Video | Agriculture | Confidence | Economy | Energy | Employment | Finance | Media | Property | RBNZ | Science | SOEs | Tax | Technology | Telecoms | Tourism | Transport | Search

 

Double Tax Talks Skirt Main Trans Tasman Problem

Trans Tasman investors shouldn't expect much from the discussions aimed at resolving the so-called triangular taxation issue.

The issue now being addressed is just small part of the main problem which is causing many New Zealand companies migrate to Australia, the Employers and Manufacturers Association says.

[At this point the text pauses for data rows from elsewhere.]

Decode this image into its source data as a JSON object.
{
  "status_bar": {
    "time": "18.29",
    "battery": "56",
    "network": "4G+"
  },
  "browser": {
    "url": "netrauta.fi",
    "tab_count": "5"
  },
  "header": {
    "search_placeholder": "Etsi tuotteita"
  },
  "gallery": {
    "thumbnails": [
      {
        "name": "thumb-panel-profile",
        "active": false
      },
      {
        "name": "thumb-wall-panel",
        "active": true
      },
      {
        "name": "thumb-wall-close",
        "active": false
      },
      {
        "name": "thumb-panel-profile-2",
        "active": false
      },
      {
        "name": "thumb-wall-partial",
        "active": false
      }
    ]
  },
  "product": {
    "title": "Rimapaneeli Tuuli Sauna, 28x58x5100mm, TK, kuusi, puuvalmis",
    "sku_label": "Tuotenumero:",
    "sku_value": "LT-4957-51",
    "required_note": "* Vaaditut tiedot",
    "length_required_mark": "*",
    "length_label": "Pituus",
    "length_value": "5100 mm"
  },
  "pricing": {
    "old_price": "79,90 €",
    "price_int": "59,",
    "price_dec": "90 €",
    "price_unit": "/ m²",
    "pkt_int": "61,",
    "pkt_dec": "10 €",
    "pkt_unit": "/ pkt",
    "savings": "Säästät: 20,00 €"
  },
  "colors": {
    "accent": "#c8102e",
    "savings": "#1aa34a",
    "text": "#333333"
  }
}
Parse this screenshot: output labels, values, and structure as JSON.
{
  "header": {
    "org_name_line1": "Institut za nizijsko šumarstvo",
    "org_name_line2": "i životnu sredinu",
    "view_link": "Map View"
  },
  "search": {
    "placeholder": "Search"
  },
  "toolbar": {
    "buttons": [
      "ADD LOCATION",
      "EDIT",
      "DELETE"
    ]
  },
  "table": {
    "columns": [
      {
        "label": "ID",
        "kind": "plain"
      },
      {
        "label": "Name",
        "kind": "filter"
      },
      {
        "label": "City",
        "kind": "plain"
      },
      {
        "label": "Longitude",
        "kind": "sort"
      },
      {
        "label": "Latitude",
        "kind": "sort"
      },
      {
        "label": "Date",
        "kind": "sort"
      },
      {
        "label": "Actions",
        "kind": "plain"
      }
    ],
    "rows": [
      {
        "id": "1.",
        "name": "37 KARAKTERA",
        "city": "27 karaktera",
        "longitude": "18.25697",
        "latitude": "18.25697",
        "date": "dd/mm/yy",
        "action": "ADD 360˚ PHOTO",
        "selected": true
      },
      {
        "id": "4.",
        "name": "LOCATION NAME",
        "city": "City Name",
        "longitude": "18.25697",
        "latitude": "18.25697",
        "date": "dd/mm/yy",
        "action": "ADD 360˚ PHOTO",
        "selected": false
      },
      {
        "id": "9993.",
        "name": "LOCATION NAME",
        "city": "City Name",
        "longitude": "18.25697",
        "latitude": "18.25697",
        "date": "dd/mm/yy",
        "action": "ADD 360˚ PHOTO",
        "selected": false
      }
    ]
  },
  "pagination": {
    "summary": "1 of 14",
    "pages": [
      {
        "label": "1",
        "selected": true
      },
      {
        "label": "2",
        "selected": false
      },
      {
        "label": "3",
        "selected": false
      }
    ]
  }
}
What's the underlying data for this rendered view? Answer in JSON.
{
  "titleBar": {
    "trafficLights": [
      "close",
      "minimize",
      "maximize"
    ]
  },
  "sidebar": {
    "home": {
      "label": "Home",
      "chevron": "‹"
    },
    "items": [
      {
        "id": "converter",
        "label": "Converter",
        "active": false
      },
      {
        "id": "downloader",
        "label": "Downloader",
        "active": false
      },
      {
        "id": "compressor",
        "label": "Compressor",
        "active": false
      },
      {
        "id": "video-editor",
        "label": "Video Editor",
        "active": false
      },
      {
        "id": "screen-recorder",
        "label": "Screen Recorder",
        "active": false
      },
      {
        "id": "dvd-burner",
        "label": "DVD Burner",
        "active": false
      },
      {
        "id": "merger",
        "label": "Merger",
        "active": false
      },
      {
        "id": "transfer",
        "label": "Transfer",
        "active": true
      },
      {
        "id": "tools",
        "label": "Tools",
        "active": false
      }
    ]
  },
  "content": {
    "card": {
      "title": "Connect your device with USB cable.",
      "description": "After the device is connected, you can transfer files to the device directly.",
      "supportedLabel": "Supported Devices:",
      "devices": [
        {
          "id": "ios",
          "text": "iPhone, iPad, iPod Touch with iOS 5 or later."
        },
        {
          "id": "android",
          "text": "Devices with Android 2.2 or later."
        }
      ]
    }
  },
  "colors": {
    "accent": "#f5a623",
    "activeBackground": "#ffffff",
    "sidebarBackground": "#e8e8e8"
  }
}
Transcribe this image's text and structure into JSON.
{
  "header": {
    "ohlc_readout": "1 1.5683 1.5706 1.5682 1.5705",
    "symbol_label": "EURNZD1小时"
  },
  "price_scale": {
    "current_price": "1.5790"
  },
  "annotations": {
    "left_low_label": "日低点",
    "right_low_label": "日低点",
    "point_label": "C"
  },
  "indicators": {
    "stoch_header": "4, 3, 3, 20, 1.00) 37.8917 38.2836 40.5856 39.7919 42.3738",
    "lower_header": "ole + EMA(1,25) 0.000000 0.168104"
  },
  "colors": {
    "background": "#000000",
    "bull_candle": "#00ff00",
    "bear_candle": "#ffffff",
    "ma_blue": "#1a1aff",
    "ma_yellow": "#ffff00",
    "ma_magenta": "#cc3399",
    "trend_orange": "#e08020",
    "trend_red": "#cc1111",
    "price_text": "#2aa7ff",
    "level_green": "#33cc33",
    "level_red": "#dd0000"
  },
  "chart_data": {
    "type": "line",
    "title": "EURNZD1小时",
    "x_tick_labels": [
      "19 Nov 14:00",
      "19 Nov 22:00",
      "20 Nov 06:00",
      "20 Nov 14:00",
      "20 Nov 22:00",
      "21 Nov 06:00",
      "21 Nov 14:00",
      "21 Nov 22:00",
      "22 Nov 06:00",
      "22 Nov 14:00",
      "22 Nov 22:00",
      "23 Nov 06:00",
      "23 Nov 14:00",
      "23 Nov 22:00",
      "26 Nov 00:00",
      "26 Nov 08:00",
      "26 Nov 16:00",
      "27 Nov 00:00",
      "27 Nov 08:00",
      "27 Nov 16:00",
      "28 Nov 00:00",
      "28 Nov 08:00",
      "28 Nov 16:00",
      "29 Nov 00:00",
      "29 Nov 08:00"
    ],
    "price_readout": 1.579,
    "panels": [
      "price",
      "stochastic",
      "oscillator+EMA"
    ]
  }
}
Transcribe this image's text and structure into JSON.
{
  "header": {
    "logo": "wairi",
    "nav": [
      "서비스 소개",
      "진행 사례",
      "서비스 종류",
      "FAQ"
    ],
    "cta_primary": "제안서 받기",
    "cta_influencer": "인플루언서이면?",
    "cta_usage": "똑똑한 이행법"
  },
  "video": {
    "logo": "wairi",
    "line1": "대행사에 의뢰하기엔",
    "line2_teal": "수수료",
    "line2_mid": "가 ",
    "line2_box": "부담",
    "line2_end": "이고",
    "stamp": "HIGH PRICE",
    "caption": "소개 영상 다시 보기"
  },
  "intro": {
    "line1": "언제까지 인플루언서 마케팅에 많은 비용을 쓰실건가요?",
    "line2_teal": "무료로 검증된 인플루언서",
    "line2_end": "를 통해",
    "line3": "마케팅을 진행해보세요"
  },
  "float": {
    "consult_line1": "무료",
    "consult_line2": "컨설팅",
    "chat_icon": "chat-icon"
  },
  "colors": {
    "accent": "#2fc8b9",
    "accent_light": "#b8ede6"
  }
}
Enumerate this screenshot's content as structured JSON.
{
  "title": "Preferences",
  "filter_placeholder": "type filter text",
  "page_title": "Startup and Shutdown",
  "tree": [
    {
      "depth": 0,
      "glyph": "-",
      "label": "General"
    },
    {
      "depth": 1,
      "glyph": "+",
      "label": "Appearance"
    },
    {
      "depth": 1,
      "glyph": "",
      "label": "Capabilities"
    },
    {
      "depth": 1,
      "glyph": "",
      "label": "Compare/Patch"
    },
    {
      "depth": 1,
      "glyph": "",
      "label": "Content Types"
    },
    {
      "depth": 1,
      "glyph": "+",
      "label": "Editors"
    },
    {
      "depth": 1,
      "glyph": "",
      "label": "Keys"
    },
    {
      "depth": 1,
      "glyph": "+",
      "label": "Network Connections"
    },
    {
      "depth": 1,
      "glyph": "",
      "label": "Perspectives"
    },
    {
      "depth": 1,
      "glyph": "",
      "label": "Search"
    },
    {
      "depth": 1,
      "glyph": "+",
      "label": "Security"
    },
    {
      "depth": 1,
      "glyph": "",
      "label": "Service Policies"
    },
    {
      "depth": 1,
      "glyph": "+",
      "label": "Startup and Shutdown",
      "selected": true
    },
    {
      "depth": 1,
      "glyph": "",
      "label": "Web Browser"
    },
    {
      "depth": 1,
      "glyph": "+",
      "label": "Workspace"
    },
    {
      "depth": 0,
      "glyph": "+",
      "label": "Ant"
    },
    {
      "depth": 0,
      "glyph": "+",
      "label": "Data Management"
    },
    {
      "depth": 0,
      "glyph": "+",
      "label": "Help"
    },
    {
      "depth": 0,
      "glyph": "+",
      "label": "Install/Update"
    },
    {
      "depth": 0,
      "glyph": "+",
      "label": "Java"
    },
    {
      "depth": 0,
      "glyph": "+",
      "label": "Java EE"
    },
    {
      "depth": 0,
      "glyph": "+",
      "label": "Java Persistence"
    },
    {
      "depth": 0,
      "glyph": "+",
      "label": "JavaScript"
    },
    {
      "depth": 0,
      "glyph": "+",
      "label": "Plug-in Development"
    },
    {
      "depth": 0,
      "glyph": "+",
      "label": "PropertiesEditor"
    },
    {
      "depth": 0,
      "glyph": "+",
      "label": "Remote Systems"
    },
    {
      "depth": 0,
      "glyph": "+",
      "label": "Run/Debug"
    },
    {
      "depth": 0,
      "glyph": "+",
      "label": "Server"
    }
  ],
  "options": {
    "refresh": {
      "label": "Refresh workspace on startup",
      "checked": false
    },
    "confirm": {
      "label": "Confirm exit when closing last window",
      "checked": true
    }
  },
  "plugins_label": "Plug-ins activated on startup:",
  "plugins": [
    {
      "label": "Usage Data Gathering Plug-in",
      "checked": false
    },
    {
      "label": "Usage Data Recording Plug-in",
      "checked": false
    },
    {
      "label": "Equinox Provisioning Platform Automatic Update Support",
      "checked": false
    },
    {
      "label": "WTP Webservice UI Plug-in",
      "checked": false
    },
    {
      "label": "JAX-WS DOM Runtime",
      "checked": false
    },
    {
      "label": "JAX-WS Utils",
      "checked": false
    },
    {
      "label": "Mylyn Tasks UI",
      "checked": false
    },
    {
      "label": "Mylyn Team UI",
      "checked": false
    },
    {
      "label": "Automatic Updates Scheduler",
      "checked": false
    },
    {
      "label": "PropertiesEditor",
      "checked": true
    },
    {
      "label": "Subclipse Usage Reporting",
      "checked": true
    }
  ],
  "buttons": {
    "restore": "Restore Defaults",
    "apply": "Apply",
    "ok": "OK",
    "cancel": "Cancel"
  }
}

The Australia and New Zealand governments have produced a joint discussion paper on reforming the triangular tax. Finance ministers Michael Cullen and Peter Costello meet in Sydney on Wednesday to release the discussion paper and invite public submissions.

"We applaud the work aimed at resolving this issue, said Alasdair Thompson, EMA's chief executive, "if only to highlight the inequity and importance of the underlying principles involved.

"The major problem is that New Zealand resident shareholders of Australian companies have their dividends taxed in both countries. The same applies to Australian resident shareholders investing in New Zealand companies.

"This means that when a New Zealand company's shareholders become more numerous in Australia, they vote for the company's head office to be relocated across the Tasman to avoid the double taxation of their dividends.

"In effect this is what happened with Lion Nathan and Baycorp.

"It will undoubtedly happen with other companies whether publicly listed or privately held.

"The reverse, where Australian companies migrate to New Zealand when their shareholder numbers exceed those in Australia, is far less likely.

"The present discussions only affect New Zealand resident shareholders in New Zealand companies with tax paying operations in Australia supplying the New Zealand market.

"Likewise, it affects resident Australian shareholders in Australian companies which own New Zealand based companies supplying into Australia.

"It's only the shareholders of these companies that may see their tax liability reduce.

"Its no surprise Australia does not support the full 'streaming' of imputation credits for tax paid to one or the other country, which would address the major part of the problem, as it is winning handsomely at New Zealand's expense.

"From New Zealand's perspective the 'triangular' issue is a small step but fully worth resolving."

Ends


© Scoop Media

 
 
 
Business Headlines | Sci-Tech Headlines

 

ScoopPro: Helping The Education Sector Get More Out Of Scoop

The ScoopPro professional license includes a suite of useful information tools for professional users of Scoop including some specifically for those in the education sector to make your Scoop experience better. More>>

Big Tax Bill Due: Destiny Church Charities Deregistered

The independent Charities Registration Board has decided to remove Destiny International Trust and Te Hahi o Nga Matamua Holdings Limited from the Charities Register on 20 December 2017 because of the charities’ persistent failure to meet their annual return obligations. More>>

57 Million Users' Data: Uber Breach "Utterly Preventatable"

Cybersecurity leader Centrify says the Uber data breach of 57 million customer and driver records - which the ride-hailing company hid for more than a year - was “utterly preventable”. More>>

Scoop 3.0: How You Can Help Scoop’s Evolution

We have big plans for 2018 as we look to expand our public interest journalism coverage, upgrade our publishing infrastructure and offer even more valuable business tools to commercial users of Scoop. More>>

Having A Cow? Dairy Product Prices Slide For Fourth Straight Auction

Dairy product prices fell at the Global Dairy Trade auction, retreating for the fourth straight auction amid signs of increased production... Whole milk powder fell 2.7 percent to US$2,778 a tonne. More>>

ALSO:

Statistics: Butter At Record $5.67/Block; High Vegetable Prices

Rising dairy prices have pushed food prices up 2.7 percent in the year to October 2017, Stats NZ said today. This followed a 3.0 percent increase in the year to September 2017. More>>

ALSO:

Science: New Research Finds Herbicides Cause Antibiotic Resistance

New University of Canterbury research confirms that the active ingredients of the commonly used herbicides, RoundUp, Kamba and 2,4-D (glyphosate, dicamba and 2,4-D, respectively), each alone cause antibiotic resistance at concentrations well below label application rates. More>>

ALSO:

 
 
 
 
 
 
 
 
  • Bill Bennett on Tech